We attempt to engage modern legal reasoning with Gandhi’s thought. We hope to speculate on what jurisprudence would look like if it were more mindful of the concepts central to Gandhi’s thought. By using Gandhi as an intellectual anchor, we hope to take a step toward creating a more “mindful jurisprudence” that implicitly incorporates into its reasoning the needs of environmental stewardship, disempowered populations, and the poverty-stricken. Because Gandhi’s thought has been discussed at length in environmental justice campaigns, we begin this effort by examining the relationship between environmental law and Gandhi’s thought. Given Gandhi’s commentaries on exploitative and oppressive social relationships, we focus on the intersections of law, environment, and economy.
We use the recent suit, Michigan Citizens for Water Conservation v. Nestlé Waters North America, Inc. (MCWC), as a case study to which we apply themes from Gandhi’s thought.
Applying Gandhi’s thought to MCWC is useful for two reasons. First, MCWC contains several core legal doctrines that appear regularly in environmental cases (and in case law more broadly). As a result, our applications of Gandhi’s thought directly apply to other environmental cases. Second, the case involves a defendant-corporation’s encroachment onto a stream used by local plaintiff-civilians. Environmental justice campaigns often involve similar factual circumstances in which local people resist large outsider organizations. Therefore, using Gandhi’s thought, we examine the legal reasoning in MCWC to identify taken-for-granted assumptions about environment and society that favor outside parties over local residents.

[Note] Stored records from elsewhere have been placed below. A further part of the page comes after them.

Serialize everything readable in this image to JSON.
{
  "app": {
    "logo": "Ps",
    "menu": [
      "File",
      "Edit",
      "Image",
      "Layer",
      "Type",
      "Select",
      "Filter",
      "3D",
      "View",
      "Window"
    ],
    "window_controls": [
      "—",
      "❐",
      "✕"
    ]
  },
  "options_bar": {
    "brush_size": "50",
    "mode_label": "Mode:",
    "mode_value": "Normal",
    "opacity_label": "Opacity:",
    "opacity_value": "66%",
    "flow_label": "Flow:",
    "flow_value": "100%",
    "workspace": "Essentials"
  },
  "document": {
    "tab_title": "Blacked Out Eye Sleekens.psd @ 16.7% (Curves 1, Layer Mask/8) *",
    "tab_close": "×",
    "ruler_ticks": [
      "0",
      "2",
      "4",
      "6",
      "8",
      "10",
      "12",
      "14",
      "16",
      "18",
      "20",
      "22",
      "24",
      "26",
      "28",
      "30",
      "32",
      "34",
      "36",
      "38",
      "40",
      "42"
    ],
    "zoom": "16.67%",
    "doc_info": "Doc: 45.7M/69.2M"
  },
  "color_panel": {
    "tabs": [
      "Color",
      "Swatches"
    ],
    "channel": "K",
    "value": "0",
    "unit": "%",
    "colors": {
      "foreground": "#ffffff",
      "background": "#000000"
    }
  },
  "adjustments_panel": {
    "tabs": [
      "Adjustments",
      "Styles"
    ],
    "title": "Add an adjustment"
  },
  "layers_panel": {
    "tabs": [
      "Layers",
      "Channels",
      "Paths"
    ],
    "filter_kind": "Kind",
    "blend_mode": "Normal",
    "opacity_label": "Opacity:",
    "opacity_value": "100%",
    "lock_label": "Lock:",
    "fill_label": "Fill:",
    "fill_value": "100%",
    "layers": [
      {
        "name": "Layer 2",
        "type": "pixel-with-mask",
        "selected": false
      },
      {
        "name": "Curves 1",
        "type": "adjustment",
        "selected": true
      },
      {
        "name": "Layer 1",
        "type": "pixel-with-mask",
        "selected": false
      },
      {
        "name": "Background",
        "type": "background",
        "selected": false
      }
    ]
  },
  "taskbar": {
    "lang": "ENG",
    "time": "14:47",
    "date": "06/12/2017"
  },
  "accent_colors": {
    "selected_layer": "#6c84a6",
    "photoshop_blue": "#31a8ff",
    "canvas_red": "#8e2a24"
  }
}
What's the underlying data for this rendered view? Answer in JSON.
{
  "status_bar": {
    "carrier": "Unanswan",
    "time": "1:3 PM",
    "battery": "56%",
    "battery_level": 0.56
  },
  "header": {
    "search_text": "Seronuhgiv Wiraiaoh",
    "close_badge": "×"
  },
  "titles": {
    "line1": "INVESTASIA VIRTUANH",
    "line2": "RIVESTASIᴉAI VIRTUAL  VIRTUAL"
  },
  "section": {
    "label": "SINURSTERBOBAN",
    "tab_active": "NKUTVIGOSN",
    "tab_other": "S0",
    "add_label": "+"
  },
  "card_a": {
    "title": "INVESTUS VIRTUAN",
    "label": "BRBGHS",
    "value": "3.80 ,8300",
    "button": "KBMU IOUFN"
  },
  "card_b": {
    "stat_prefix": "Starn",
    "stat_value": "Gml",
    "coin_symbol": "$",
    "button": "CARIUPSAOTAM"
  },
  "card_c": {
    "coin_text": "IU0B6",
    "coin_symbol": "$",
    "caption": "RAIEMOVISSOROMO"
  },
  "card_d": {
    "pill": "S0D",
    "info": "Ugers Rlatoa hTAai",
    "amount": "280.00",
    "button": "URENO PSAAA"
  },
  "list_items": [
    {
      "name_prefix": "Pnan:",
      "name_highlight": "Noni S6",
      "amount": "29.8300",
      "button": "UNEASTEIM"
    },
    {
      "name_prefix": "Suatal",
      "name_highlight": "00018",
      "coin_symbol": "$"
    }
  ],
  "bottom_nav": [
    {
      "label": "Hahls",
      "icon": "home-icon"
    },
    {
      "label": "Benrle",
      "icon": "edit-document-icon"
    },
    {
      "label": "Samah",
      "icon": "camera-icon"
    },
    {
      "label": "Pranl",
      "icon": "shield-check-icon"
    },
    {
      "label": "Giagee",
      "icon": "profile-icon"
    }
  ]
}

Recommended CitationNehal A. Patel and Lauren Vella, A Mindful Environmental Jurisprudence?: Speculations on the Application of Gandhi’s Thought to MCWC v. Nestlé, 30 Pace Envtl. L. Rev. 1116 (2013)
Available at: http://digitalcommons.pace.edu/pelr/vol30/iss3/5